> _DATASET ENTRIES_
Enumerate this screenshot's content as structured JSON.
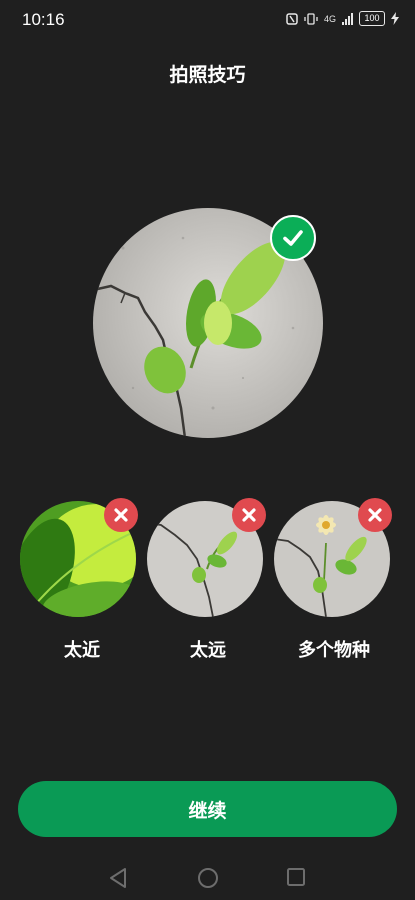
{
  "status_bar": {
    "time": "10:16",
    "network_label": "4G",
    "battery": "100"
  },
  "title": "拍照技巧",
  "good_example": {
    "icon": "check-icon",
    "accent": "#0bae57"
  },
  "bad_examples": [
    {
      "label": "太近",
      "icon": "close-icon"
    },
    {
      "label": "太远",
      "icon": "close-icon"
    },
    {
      "label": "多个物种",
      "icon": "close-icon"
    }
  ],
  "continue_label": "继续",
  "colors": {
    "background": "#1f1f1f",
    "button": "#0a9a55",
    "good_badge": "#0bae57",
    "bad_badge": "#e04a4f"
  },
  "navigation": {
    "back_icon": "back-triangle-icon",
    "home_icon": "home-circle-icon",
    "recents_icon": "recents-square-icon"
  }
}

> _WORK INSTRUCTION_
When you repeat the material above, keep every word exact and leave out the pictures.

> _RESPONSE BELOW_
Enumerate this screenshot's content as structured JSON.
{
  "status_bar": {
    "time": "10:16",
    "network_label": "4G",
    "battery": "100"
  },
  "title": "拍照技巧",
  "good_example": {
    "icon": "check-icon",
    "accent": "#0bae57"
  },
  "bad_examples": [
    {
      "label": "太近",
      "icon": "close-icon"
    },
    {
      "label": "太远",
      "icon": "close-icon"
    },
    {
      "label": "多个物种",
      "icon": "close-icon"
    }
  ],
  "continue_label": "继续",
  "colors": {
    "background": "#1f1f1f",
    "button": "#0a9a55",
    "good_badge": "#0bae57",
    "bad_badge": "#e04a4f"
  },
  "navigation": {
    "back_icon": "back-triangle-icon",
    "home_icon": "home-circle-icon",
    "recents_icon": "recents-square-icon"
  }
}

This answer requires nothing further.